Going to London to get a degree?

Kaizad Mistry, a Counsellor, has been screening students and guiding them on how to make a proper choice

For most students, going abroad after graduation is a done thing. While some can afford the fees, there are loads of others who require loans and scholarships to get that ‘dream education’. While Indian universities are fast gaining the reputation of being one of the best in the world, nothing beats the advantage of studying in a foreign land and gaining global experience. The journey begins once the decision to go abroad is made. The main thing to remember, however, is to find an agent or an advisor who will guide you in the right direction without charging you an exorbitant amount.

One such person is Kaizad Mistry. He is the all India Admissions Counsellor of the London School of Commerce and the London School of Technology and Management and has been sending Indian students abroad nearly a decade. His job, basically, is to screen students,

Interview themm personally and guide them about opting for the right course. The London School of Commerce has offices in Ahmedabad, Delhi, Kolkata and Chennai but interviews are held all over the country.

“I always knew I wanted to be in this profession. The main thing students have to remember while going abroad is to choose the right agent. Almost 80 per cent of students come to me through references. I would advise students to go through a university’s website thoroughly. They should also talk to existing students. By doing that, they will get to know the first-hand experience of a student who is currently studying there.”

Every year, at least 500 Indian students seek admission to the London School of Commerce and the London School of Technology and Management. These colleges have a total student capacity of 2700 students, one of the largest in UK. Both colleges are affiliated to four universities – The University of Wales International at Cardiff, Liverpool John Moores, University of East London and University of Sunderland.

Mistry continues, “A student has to remember to choose a course that will be accepted globally. There’s no point in spending lakhs of rupees on something that will be valid only in certain countries. The degree has to be recognised by the country’s High Commission as well. Also students should not get carried away by promises made by agents about guaranteeing those jobs. Most students make those mistakes. One of the reasons our colleges are so popular is because we insist on 100 per cent attendance and that’s why our passing percentage is as high as 97 per cent, which is very high.”

The MBA course in the UK can be completed in one year, whereas the same course takes

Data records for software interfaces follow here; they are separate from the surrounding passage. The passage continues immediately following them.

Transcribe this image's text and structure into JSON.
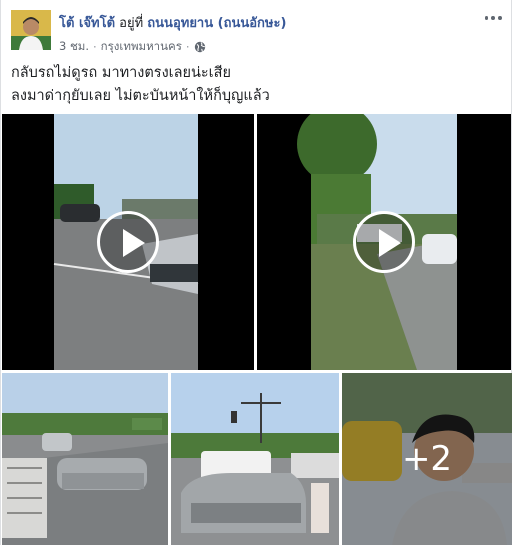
{
  "post": {
    "author": "โต้ เจ๊ทโต้",
    "action": "อยู่ที่",
    "location": "ถนนอุทยาน (ถนนอักษะ)",
    "time": "3 ชม.",
    "place": "กรุงเทพมหานคร",
    "privacy_icon": "globe-icon",
    "more_icon": "more-options-icon",
    "text_lines": [
      "กลับรถไม่ดูรถ มาทางตรงเลยน่ะเสีย",
      "ลงมาด่ากุยับเลย ไม่ตะบันหน้าให้ก็บุญแล้ว"
    ]
  },
  "media": {
    "more_count": "+2",
    "items": [
      {
        "kind": "video",
        "play_icon": "play-icon"
      },
      {
        "kind": "video",
        "play_icon": "play-icon"
      },
      {
        "kind": "photo"
      },
      {
        "kind": "photo"
      },
      {
        "kind": "photo"
      }
    ]
  },
  "colors": {
    "link": "#385898",
    "meta": "#616770",
    "video_bg": "#000000"
  }
}
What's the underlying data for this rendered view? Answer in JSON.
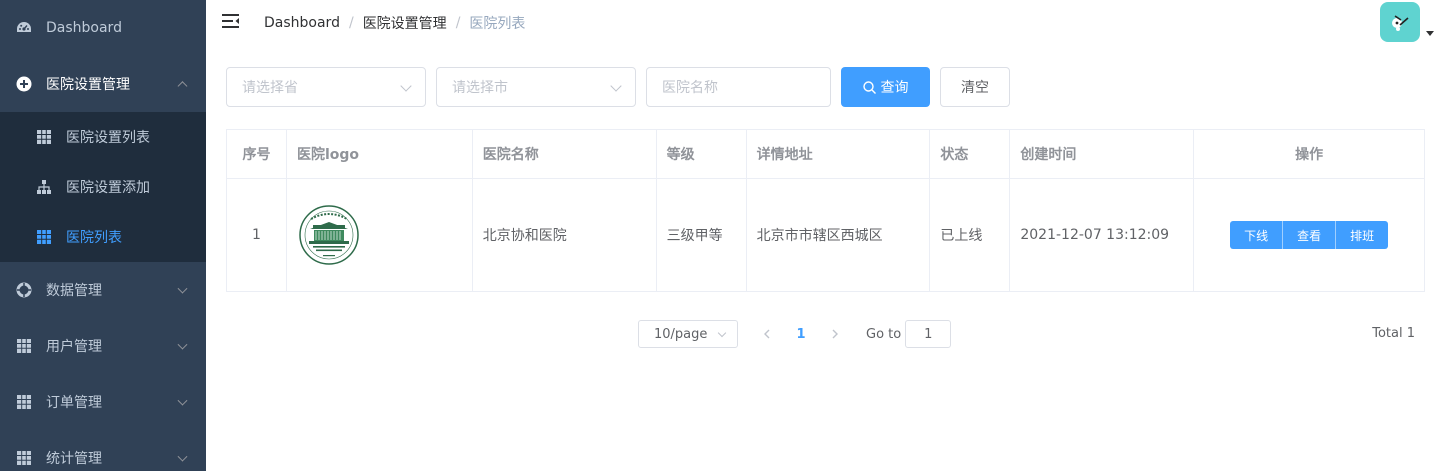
{
  "sidebar": {
    "items": [
      {
        "label": "Dashboard",
        "icon": "dashboard-icon"
      },
      {
        "label": "医院设置管理",
        "icon": "plus-circle-icon"
      },
      {
        "label": "数据管理",
        "icon": "lifebuoy-icon"
      },
      {
        "label": "用户管理",
        "icon": "table-icon"
      },
      {
        "label": "订单管理",
        "icon": "table-icon"
      },
      {
        "label": "统计管理",
        "icon": "table-icon"
      }
    ],
    "submenu": [
      {
        "label": "医院设置列表",
        "icon": "table-icon"
      },
      {
        "label": "医院设置添加",
        "icon": "tree-icon"
      },
      {
        "label": "医院列表",
        "icon": "table-icon"
      }
    ]
  },
  "breadcrumb": [
    "Dashboard",
    "医院设置管理",
    "医院列表"
  ],
  "filters": {
    "province_placeholder": "请选择省",
    "city_placeholder": "请选择市",
    "name_placeholder": "医院名称",
    "search_label": "查询",
    "clear_label": "清空"
  },
  "table": {
    "headers": [
      "序号",
      "医院logo",
      "医院名称",
      "等级",
      "详情地址",
      "状态",
      "创建时间",
      "操作"
    ],
    "rows": [
      {
        "index": "1",
        "name": "北京协和医院",
        "level": "三级甲等",
        "address": "北京市市辖区西城区",
        "status": "已上线",
        "created": "2021-12-07 13:12:09",
        "actions": [
          "下线",
          "查看",
          "排班"
        ]
      }
    ]
  },
  "pagination": {
    "page_size": "10/page",
    "current_page": "1",
    "goto_label": "Go to",
    "goto_value": "1",
    "total": "Total 1"
  },
  "colors": {
    "sidebar_bg": "#304156",
    "submenu_bg": "#1f2d3d",
    "primary": "#409eff",
    "avatar_bg": "#5fd3d0"
  }
}
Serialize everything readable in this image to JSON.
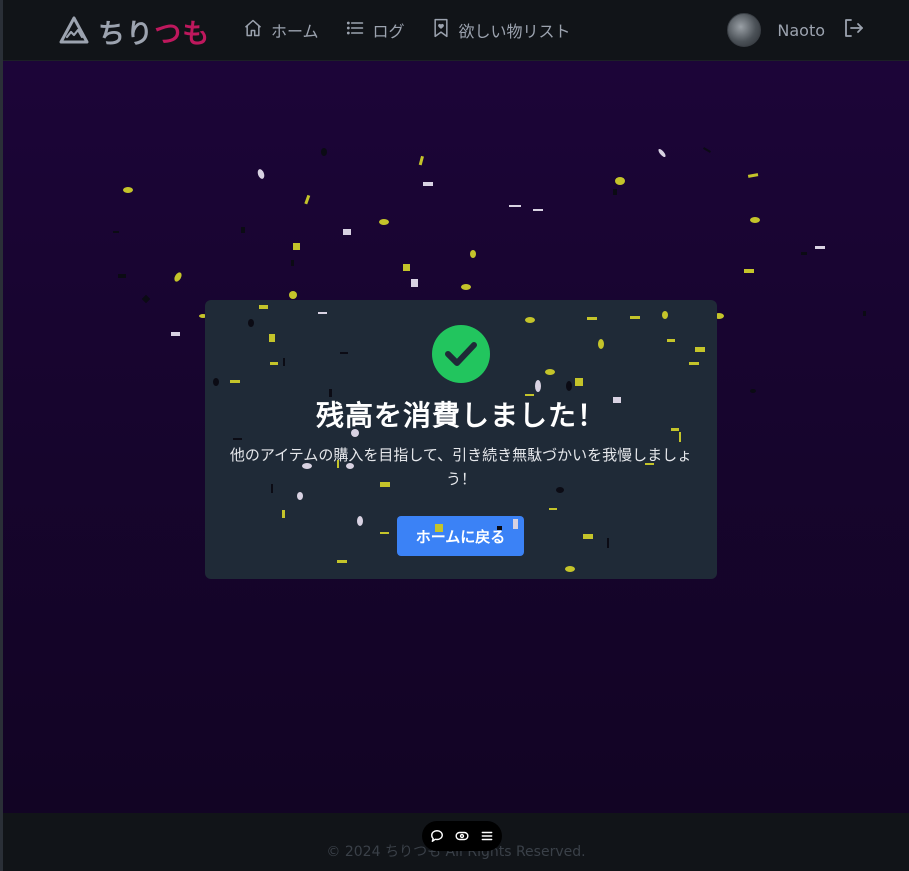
{
  "header": {
    "brand_part1": "ちり",
    "brand_part2": "つも",
    "nav": [
      {
        "label": "ホーム",
        "icon": "home-icon"
      },
      {
        "label": "ログ",
        "icon": "list-icon"
      },
      {
        "label": "欲しい物リスト",
        "icon": "bookmark-icon"
      }
    ],
    "user_name": "Naoto"
  },
  "dialog": {
    "title": "残高を消費しました！",
    "message": "他のアイテムの購入を目指して、引き続き無駄づかいを我慢しましょう！",
    "button_label": "ホームに戻る"
  },
  "footer": {
    "copyright": "© 2024 ちりつも All Rights Reserved."
  },
  "colors": {
    "accent": "#3b82f6",
    "success": "#22c55e",
    "brand_pink": "#be185d",
    "confetti_yellow": "#c4c42a",
    "confetti_white": "#d8d2e2",
    "confetti_dark": "#0b0b14"
  }
}
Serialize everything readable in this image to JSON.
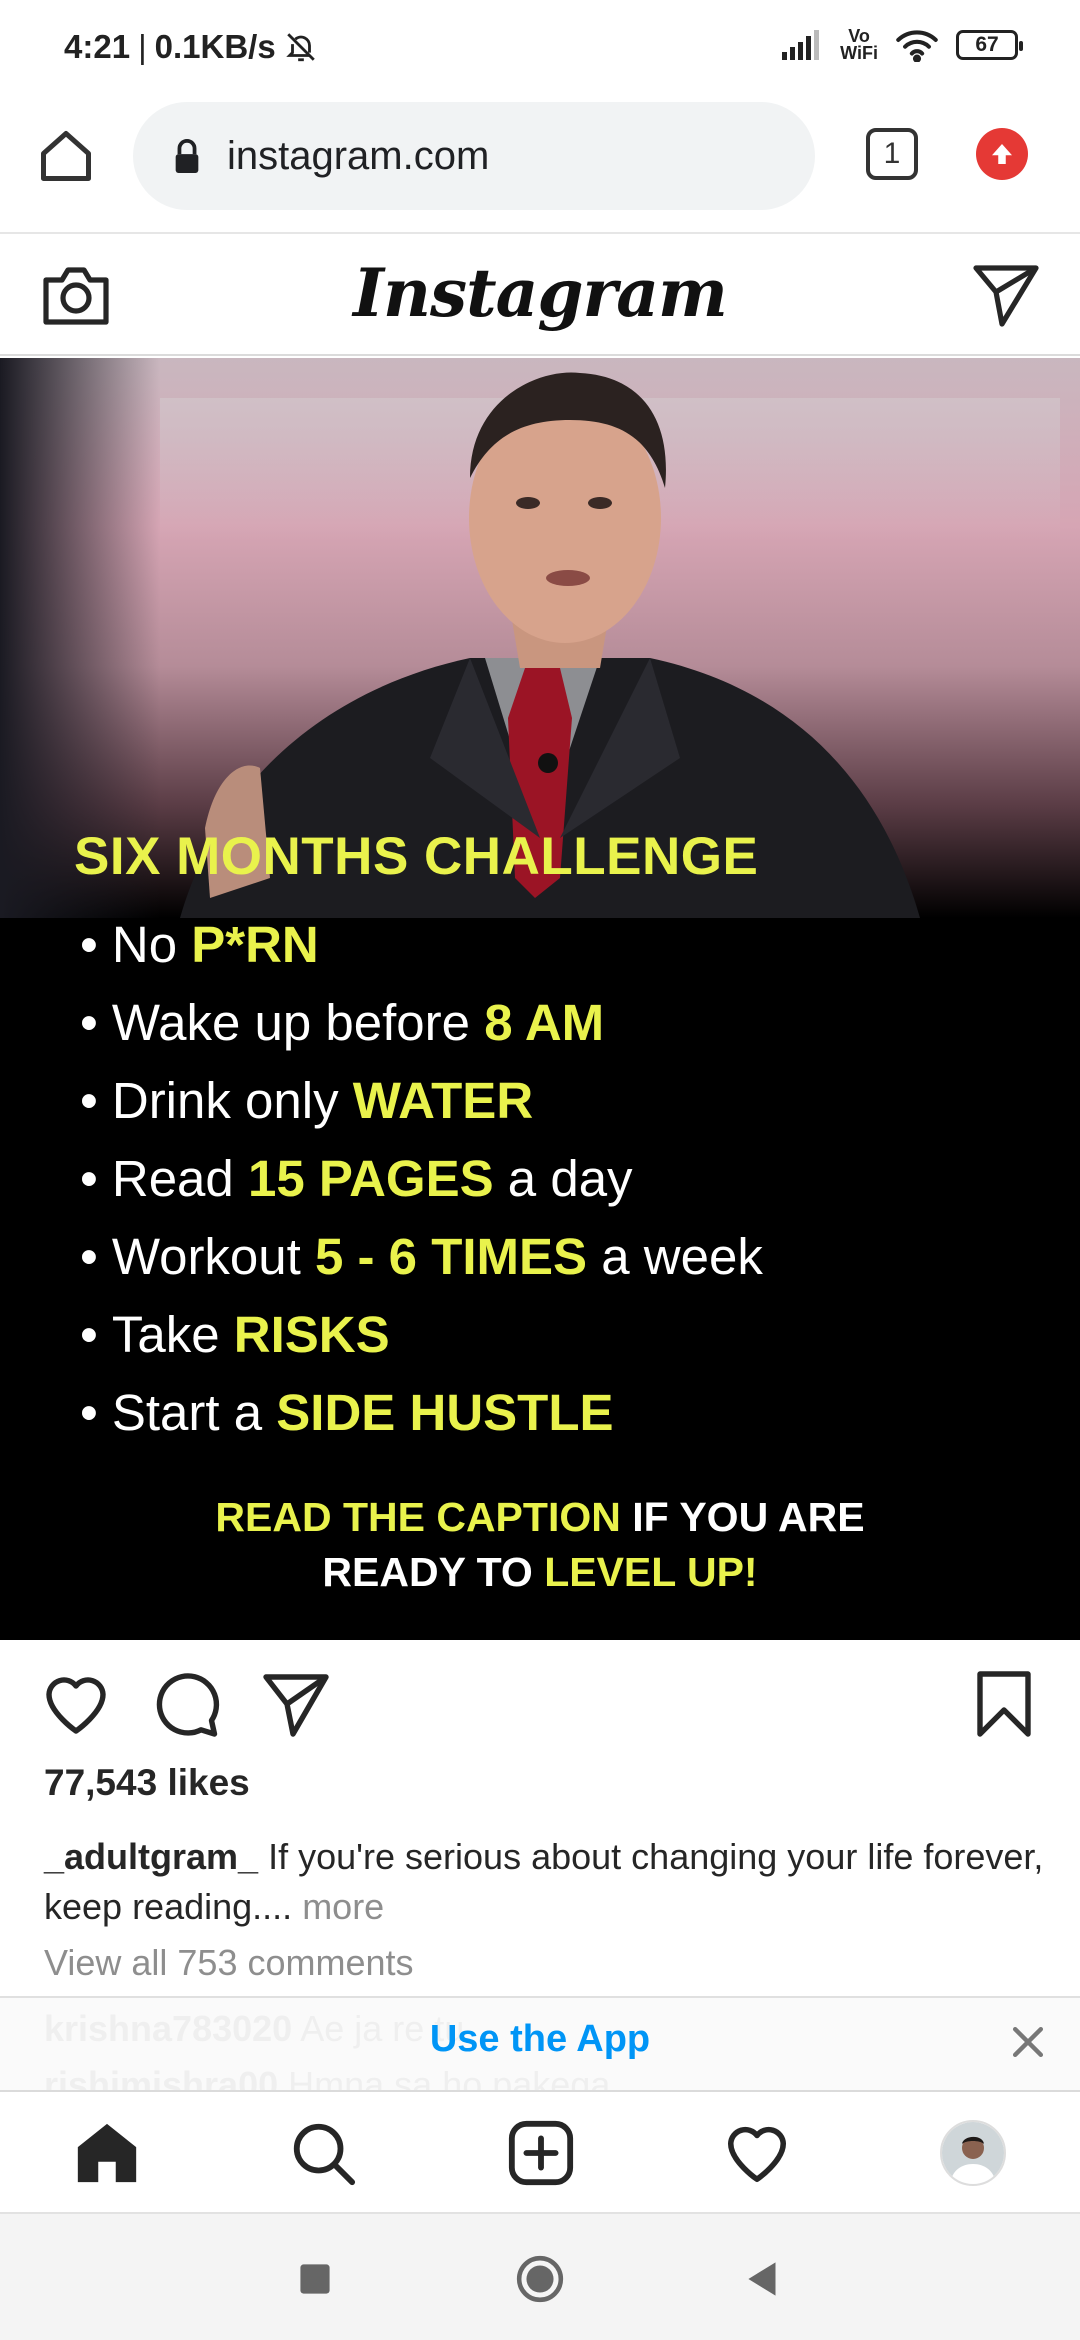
{
  "status_bar": {
    "time": "4:21",
    "network_speed": "0.1KB/s",
    "vowifi_line1": "Vo",
    "vowifi_line2": "WiFi",
    "battery": "67"
  },
  "browser": {
    "url": "instagram.com",
    "tab_count": "1"
  },
  "instagram": {
    "logo": "Instagram"
  },
  "post": {
    "title": "SIX MONTHS CHALLENGE",
    "items": [
      {
        "pre": "No",
        "hl": "P*RN",
        "post": ""
      },
      {
        "pre": "Wake up before",
        "hl": "8 AM",
        "post": ""
      },
      {
        "pre": "Drink only",
        "hl": "WATER",
        "post": ""
      },
      {
        "pre": "Read",
        "hl": "15 PAGES",
        "post": "a day"
      },
      {
        "pre": "Workout",
        "hl": "5 - 6 TIMES",
        "post": "a week"
      },
      {
        "pre": "Take",
        "hl": "RISKS",
        "post": ""
      },
      {
        "pre": "Start a",
        "hl": "SIDE HUSTLE",
        "post": ""
      }
    ],
    "cta_hl1": "READ THE CAPTION",
    "cta_text1": "IF YOU ARE",
    "cta_text2": "READY TO",
    "cta_hl2": "LEVEL UP!",
    "likes": "77,543 likes",
    "caption_user": "_adultgram_",
    "caption_text": "If you're serious about changing your life forever, keep reading....",
    "caption_more": "more",
    "view_comments": "View all 753 comments",
    "faded_comments": [
      {
        "user": "krishna783020",
        "text": "Ae ja re tu"
      },
      {
        "user": "rishimishra00",
        "text": "Hmna sa ho pakega"
      }
    ]
  },
  "banner": {
    "use_app": "Use the App"
  },
  "colors": {
    "highlight": "#e9f24c",
    "link_blue": "#0095f6",
    "update_red": "#e53935"
  },
  "icons": [
    "home-icon",
    "lock-icon",
    "tabs-icon",
    "update-icon",
    "camera-icon",
    "direct-message-icon",
    "heart-icon",
    "comment-icon",
    "share-icon",
    "bookmark-icon",
    "close-icon",
    "search-icon",
    "new-post-icon",
    "activity-icon",
    "recents-icon",
    "home-circle-icon",
    "back-icon"
  ]
}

two years in India. The cost of the course comes up to £ 14,500.

“What is really a matter of interest is that out of the 500 Indian students that join our colleges every year, not even one is a Parsi,” he rues. “Hopefully, that will change soon.”